Well, I may get to see the doctor after all. I got a response late Friday afternoon to my complaints over the scheduling (or lack thereof) of my annual exam. It was from one of the attending physicians in the OB/GYN clinic at UAB’s Huntsville offices. It sounds like I will probably get to have the exam and may get the prescription for the mini-pill after waiting over a month. I am unsure of what you have experienced with the scheduling. Can you clarify for me what date you were in the office and were told that you could not be seen? I notice a cancelled appointment 9/22/15 with a no-show appointment two days later on a Thursday. I apologize if you perceived the interaction as rude, and I will address the situation accordingly, but I will need specifics of the encounter. Our clinical days are limited, and I won’t be back in the office to respond to an email until Monday, but if you call our front desk, I’m sure they can work with you to get you seen in the office. So I explained what happened back in September. I tried to do it as calmly as possible because I know that if I sound angry that I won’t be taken seriously. The day that I came in the office & was told I couldn’t be seen was actually the Thursday no-show. I showed up for the appointment and, as I was signing in, was told that my insurance wouldn’t cover the visit, so I could either pay $90 to have a birth control consultation or wait a month.
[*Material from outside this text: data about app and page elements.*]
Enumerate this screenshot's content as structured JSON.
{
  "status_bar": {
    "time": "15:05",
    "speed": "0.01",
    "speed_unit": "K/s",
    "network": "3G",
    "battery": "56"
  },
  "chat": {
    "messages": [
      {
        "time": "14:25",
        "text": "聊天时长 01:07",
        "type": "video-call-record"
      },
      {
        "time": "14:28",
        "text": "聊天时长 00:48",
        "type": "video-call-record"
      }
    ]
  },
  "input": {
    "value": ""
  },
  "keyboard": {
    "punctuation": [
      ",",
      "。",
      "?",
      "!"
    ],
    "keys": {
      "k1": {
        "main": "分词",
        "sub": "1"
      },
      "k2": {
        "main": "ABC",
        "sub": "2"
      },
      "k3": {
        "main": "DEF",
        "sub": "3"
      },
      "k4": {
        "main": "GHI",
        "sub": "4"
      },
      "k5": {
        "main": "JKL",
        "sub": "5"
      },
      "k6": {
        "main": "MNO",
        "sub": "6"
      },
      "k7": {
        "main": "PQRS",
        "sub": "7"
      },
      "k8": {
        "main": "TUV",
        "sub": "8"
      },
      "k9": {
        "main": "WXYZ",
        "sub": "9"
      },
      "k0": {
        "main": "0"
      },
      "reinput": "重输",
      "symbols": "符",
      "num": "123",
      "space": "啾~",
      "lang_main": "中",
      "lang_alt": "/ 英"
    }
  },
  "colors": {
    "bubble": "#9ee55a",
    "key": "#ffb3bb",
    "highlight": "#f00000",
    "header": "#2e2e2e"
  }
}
I was then told that someone had already left a message that my appointment was cancelled, which was untrue. I tried explaining how I needed the medicine and asking if I could appeal the decision or do something so that I could still go through with the appointment. Again I was told that, unless I paid the $90, I couldn’t see a doctor that day. That is a lot of money, especially when you’re on a fixed income, so I had no real choice. (I was going off Depo, which was due that week, because of the risk of bone loss. I have Ehlers-Danlos, a Vitamin D deficiency, and family history of osteopenia, so I wanted to avoid bone loss.) I left in tears & have been worrying about my anemia since then. I was somewhat surprised that they had marked that appointment as a no-show. I don’t know why I would be as I’ve seen updates to my Electronic Medical Record at UAB’s Huntsville clinics where they’ve falsified results.1 I’ve wondered, since the day in September, why they didn’t go ahead and schedule my annual when I was in the office. It seems like they could have, if they intended for me to come back. And that had me wondering if the reception staff at the clinic wasn’t planning on seeing me again. Does that sound paranoid or delusional or something? Because I sort of feel like their behavior has made me feel a little more paranoid or, at least, more anxious. Anyway, like I said, I’m hopeful I will get my exam and that I will get to go on the much-needed medication asap. This whole situation has been frustrating and tiring. It would be nice for it to resolve already. I’m still waiting to hear back from the customer service people at the insurance company to find out if there are other gynecologists in town that are in network. Knowing their reputation, I would doubt there are. Maybe they’ll prove me wrong. With my strep tests, one went in and changed the ordering physician from the doctor who saw me at that appointment to the one who had seen me the time before–who hadn’t ordered the test at all. If you’re going to falsify data, you might want to make sure you turn patient notifications off. ↩

The No-Show That Wasn’t